CONCLUSION

The result of current research indicates that dental anxiety is quite prevalent among undergraduates. Fear of pain is the main reason behind anxiety. Besides all the anxiety-provoking procedures, it was observed that the extraction of a tooth and root canal caused more anxiety. Therefore, all efforts should be undertaken to allay the fear by appropriate techniques of patient counseling to make sure that the patient understands the necessity of the procedure and cooperate s.

Limitations

The limitations of the study include — data were collected from the adjoining institutions which may not be representatives of the population. Further, long-term studies representing all institutes are recommended to more precisely study anxiety and find the solution to overcome it.

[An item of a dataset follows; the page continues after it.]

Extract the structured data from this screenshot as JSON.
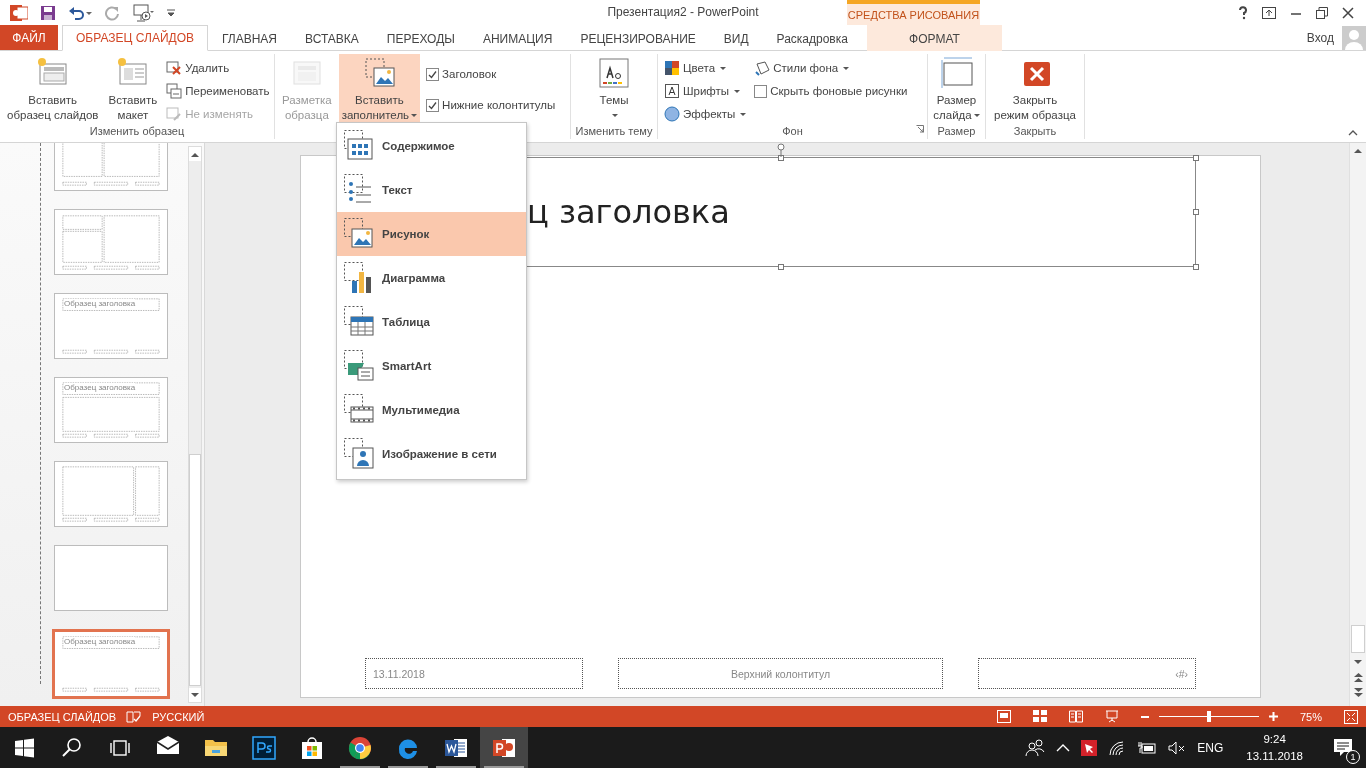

Declaration of patient consent

The authors certify that they have obtained all appropriate consent.

Conflicts of interest

There are no conflicts of interest.

Financial support and sponsorship

Nil.

References

  1. , . Dental anxiety among university students and its correlation with their field of study. J Appl Oral Sci. 2009;17:199-203.
    [CrossRef] [PubMed] [Google Scholar]
  2. , , , , . Dental anxiety among dental, medical, and nursing students of two major universities in the central region of the Kingdom of Saudi Arabia: A cross-sectional study. BMC Oral Health. 2019;19:56.
    [CrossRef] [PubMed] [Google Scholar]
  3. , , , , . Assessment of the level of anxiety related to dental treatment among undergraduate students in a dental college of Bengaluru, Karnataka, India: An online pilot survey. J Health Sci Res. 2020;11:6-11.
    [CrossRef] [Google Scholar]
  4. . Dental anxiety among dental students. J IMAB. 2011;17:137-9.
    [CrossRef] [Google Scholar]
  5. , , . Dental anxiety among adults: An epidemiological study in South India. N Am J Med Sci. 2015;7:13-8.
    [CrossRef] [PubMed] [Google Scholar]
Show Sections